=== About this exercise ===
Return, from the listing that follows, each line containing the word "LAKES".

*** Begin section ***

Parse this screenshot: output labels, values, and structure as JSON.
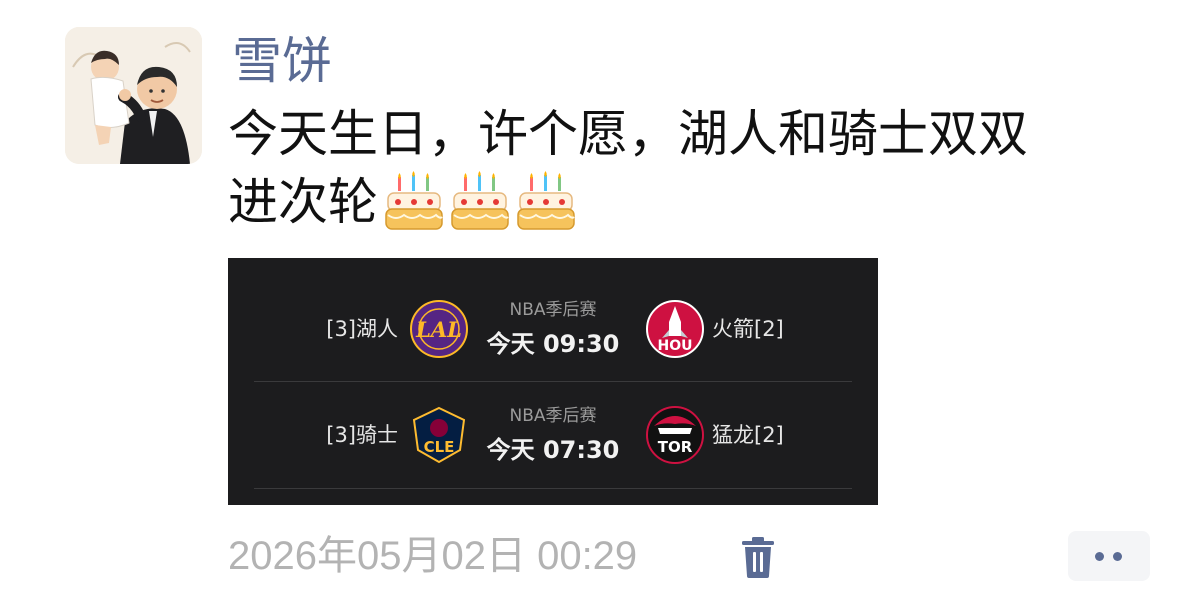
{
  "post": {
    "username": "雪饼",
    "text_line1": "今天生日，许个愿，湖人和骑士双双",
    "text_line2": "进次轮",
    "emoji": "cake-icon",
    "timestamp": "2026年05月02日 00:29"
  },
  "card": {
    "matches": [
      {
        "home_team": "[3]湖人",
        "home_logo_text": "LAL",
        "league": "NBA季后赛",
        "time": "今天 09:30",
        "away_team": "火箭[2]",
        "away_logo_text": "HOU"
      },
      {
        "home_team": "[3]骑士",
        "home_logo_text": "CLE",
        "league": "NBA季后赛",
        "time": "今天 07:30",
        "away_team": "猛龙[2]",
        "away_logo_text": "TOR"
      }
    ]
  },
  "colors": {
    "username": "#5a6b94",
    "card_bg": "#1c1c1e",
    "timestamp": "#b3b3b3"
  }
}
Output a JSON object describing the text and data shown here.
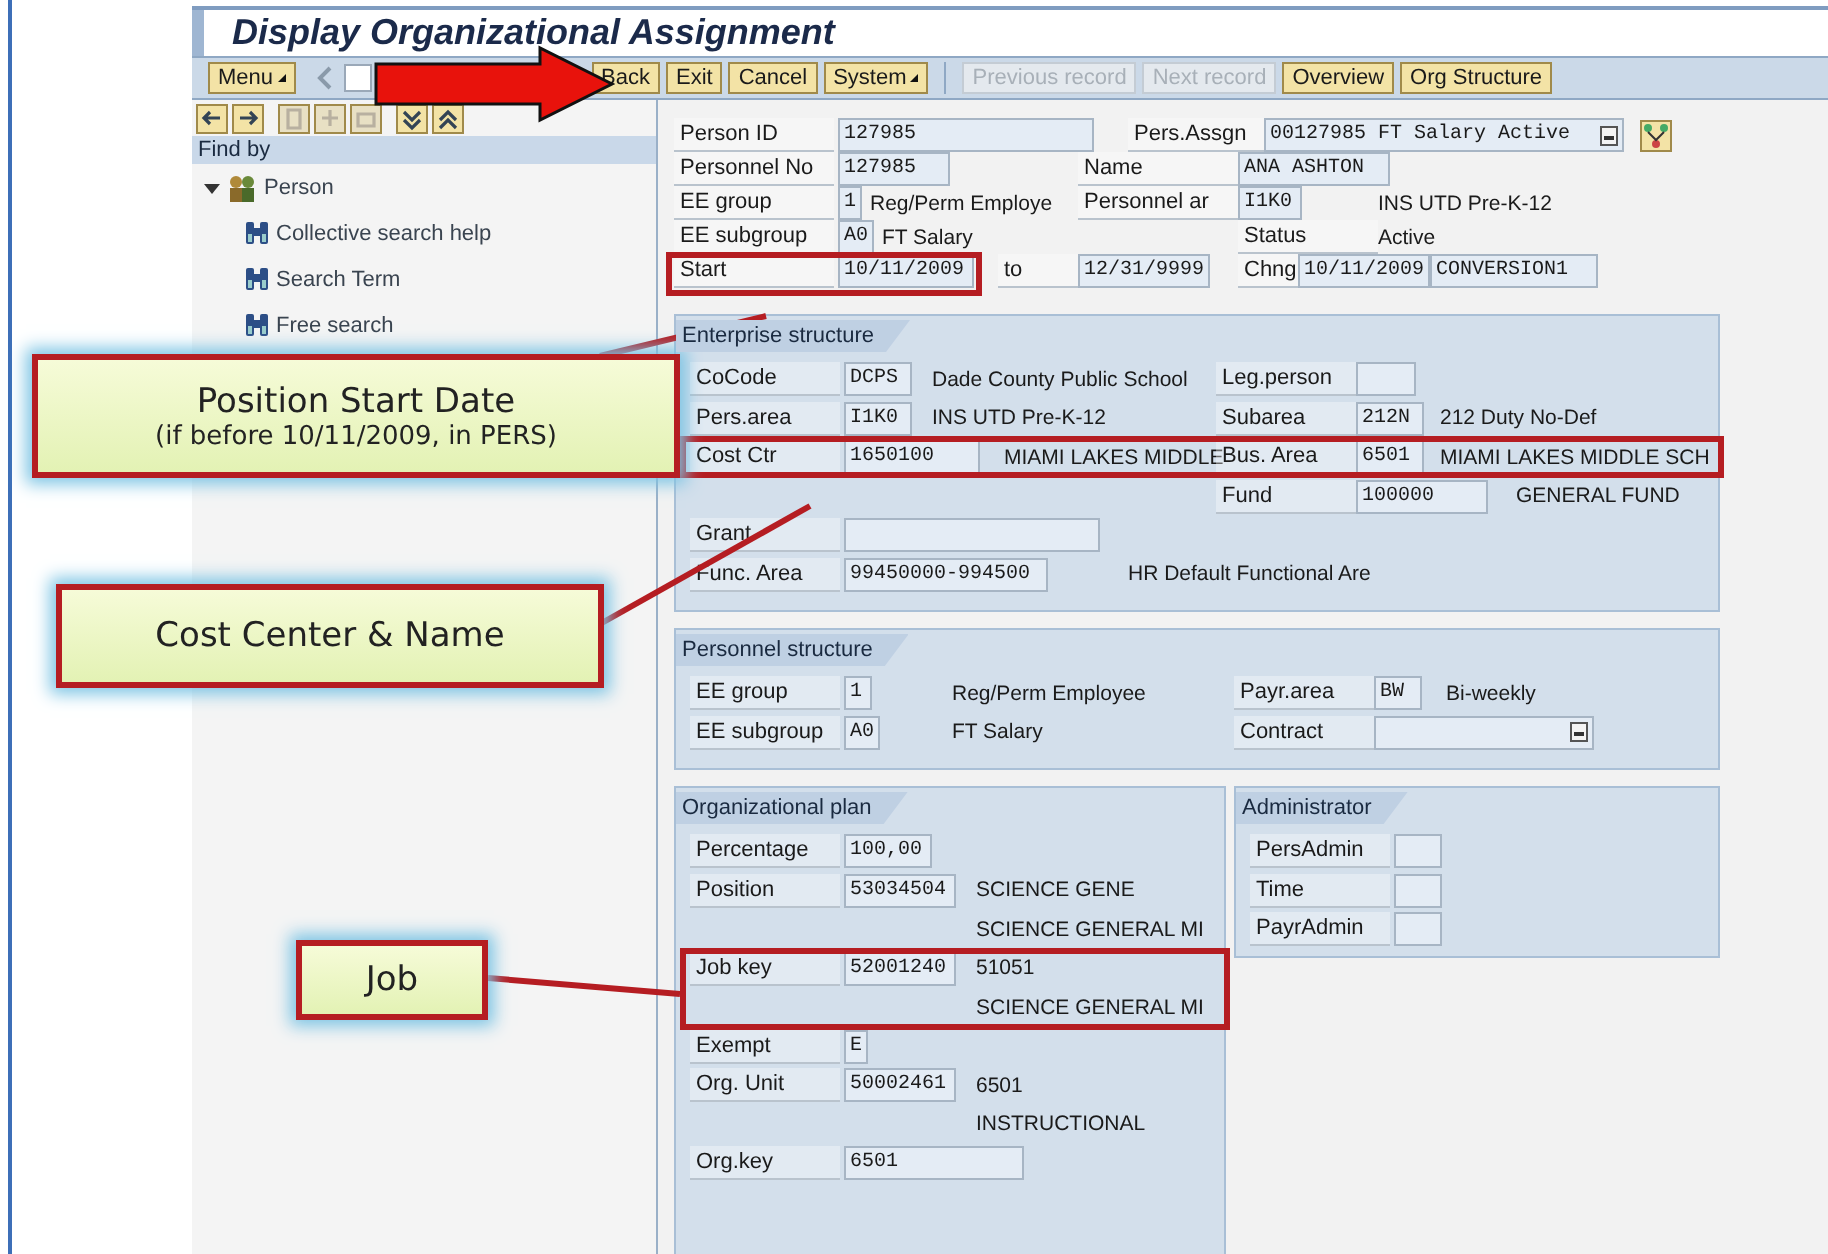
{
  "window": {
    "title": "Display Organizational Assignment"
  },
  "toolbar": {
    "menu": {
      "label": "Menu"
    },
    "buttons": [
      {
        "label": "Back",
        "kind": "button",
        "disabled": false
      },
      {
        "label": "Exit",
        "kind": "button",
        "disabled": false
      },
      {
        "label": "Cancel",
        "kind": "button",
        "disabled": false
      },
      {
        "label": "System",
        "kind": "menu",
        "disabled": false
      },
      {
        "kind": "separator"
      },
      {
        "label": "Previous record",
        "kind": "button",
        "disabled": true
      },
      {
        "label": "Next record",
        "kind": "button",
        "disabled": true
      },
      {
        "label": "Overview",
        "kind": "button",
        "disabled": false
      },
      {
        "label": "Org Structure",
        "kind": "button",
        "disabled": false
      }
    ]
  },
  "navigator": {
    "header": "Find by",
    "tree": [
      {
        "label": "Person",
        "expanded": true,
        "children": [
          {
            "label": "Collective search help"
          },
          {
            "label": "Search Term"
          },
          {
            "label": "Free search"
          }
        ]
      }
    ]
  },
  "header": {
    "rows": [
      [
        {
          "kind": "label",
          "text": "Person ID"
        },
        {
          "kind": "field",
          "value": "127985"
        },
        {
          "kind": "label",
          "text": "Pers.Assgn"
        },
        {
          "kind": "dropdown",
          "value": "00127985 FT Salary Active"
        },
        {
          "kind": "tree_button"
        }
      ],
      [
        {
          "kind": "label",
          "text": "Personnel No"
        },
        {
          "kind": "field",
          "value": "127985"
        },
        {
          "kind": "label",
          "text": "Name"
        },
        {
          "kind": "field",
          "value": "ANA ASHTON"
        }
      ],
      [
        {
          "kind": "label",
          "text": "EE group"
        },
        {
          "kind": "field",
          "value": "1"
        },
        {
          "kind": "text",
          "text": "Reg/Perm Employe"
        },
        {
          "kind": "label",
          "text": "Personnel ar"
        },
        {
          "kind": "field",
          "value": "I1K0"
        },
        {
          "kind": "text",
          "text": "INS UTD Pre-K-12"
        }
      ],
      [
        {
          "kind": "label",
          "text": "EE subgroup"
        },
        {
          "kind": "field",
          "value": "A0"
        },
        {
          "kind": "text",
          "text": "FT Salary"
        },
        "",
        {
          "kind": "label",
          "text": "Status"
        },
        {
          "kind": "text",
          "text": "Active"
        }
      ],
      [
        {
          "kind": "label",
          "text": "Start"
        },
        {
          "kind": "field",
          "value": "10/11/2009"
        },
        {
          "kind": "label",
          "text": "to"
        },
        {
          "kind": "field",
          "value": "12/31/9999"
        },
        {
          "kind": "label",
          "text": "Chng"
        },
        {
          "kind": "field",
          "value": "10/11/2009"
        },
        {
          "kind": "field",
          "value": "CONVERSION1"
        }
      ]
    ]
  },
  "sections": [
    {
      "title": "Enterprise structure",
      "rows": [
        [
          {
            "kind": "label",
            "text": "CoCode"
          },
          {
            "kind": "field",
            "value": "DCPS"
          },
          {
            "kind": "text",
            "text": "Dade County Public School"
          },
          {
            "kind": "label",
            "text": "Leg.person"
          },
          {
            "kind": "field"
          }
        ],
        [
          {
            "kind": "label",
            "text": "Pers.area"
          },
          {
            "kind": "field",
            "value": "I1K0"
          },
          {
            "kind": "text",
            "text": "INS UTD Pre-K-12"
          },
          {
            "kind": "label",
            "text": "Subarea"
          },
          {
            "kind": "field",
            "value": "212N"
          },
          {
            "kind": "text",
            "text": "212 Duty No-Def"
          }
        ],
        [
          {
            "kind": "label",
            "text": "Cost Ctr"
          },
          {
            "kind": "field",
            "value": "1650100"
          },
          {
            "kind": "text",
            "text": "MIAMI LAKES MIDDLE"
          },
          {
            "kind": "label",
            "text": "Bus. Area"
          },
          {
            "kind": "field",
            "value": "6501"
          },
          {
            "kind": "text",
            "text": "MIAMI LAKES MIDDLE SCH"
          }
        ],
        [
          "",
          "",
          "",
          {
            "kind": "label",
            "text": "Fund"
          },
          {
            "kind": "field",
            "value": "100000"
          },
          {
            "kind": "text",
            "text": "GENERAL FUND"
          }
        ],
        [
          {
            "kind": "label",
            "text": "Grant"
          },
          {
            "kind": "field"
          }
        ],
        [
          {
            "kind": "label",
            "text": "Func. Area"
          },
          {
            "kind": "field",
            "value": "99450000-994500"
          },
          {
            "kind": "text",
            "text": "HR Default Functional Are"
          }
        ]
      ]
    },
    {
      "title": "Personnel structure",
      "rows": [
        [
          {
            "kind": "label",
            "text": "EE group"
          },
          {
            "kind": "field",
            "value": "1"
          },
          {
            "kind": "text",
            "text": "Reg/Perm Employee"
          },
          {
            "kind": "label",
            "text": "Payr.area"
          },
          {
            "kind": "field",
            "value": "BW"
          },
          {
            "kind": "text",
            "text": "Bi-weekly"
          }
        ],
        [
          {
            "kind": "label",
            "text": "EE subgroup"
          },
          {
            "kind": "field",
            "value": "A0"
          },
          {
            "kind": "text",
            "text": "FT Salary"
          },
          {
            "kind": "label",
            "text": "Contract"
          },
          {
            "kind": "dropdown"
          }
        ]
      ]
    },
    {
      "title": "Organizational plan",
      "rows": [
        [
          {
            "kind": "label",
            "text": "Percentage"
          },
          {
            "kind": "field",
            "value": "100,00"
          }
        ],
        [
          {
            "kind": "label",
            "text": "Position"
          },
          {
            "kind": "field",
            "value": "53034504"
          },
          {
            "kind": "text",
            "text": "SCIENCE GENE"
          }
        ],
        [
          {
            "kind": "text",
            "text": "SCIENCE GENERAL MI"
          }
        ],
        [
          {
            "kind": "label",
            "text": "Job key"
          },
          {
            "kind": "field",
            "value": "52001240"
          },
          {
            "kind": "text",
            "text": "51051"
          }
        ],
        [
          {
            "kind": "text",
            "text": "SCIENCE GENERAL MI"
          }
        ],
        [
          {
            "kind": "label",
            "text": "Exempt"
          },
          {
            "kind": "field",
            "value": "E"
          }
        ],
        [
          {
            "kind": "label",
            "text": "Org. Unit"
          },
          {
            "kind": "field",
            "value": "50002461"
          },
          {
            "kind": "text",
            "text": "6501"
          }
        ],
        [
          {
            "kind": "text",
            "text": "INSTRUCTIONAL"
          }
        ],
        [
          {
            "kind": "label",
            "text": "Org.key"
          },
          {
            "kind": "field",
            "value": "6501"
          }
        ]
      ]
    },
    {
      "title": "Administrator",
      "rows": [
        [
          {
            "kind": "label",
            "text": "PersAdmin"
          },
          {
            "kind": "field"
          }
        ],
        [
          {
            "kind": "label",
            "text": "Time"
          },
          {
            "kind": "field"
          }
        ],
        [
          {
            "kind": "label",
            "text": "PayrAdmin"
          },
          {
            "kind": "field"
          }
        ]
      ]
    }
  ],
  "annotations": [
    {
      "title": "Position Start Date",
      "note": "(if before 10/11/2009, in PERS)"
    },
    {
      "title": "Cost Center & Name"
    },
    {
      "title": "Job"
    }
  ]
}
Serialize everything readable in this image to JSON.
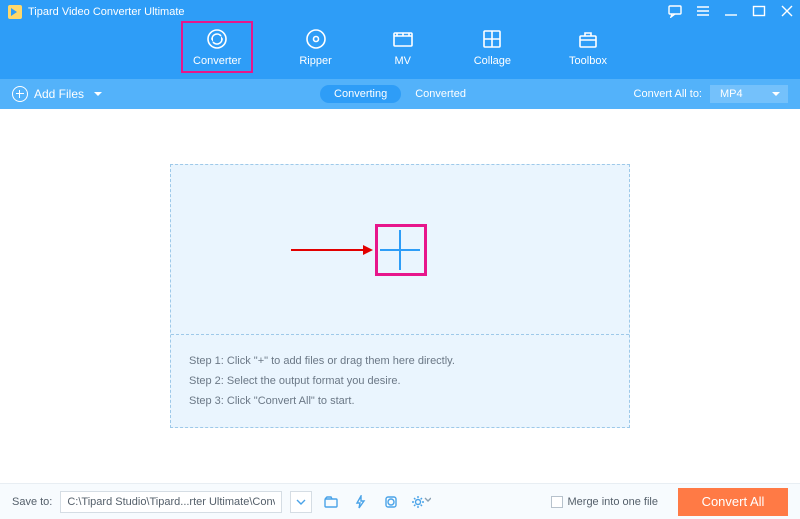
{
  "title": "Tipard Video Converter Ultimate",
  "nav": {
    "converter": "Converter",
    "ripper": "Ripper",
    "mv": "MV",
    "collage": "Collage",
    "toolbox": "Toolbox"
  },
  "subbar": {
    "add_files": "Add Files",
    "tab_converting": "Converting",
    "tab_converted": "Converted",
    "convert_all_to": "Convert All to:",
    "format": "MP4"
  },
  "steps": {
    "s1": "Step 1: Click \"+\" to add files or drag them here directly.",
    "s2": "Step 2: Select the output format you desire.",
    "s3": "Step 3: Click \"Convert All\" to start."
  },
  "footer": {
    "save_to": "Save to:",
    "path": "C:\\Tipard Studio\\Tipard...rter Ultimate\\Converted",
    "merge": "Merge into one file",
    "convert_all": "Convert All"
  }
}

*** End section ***

=== Exercise response ===
            "text": "MIAMI LAKES MIDDLE"
            "text": "MIAMI LAKES MIDDLE SCH"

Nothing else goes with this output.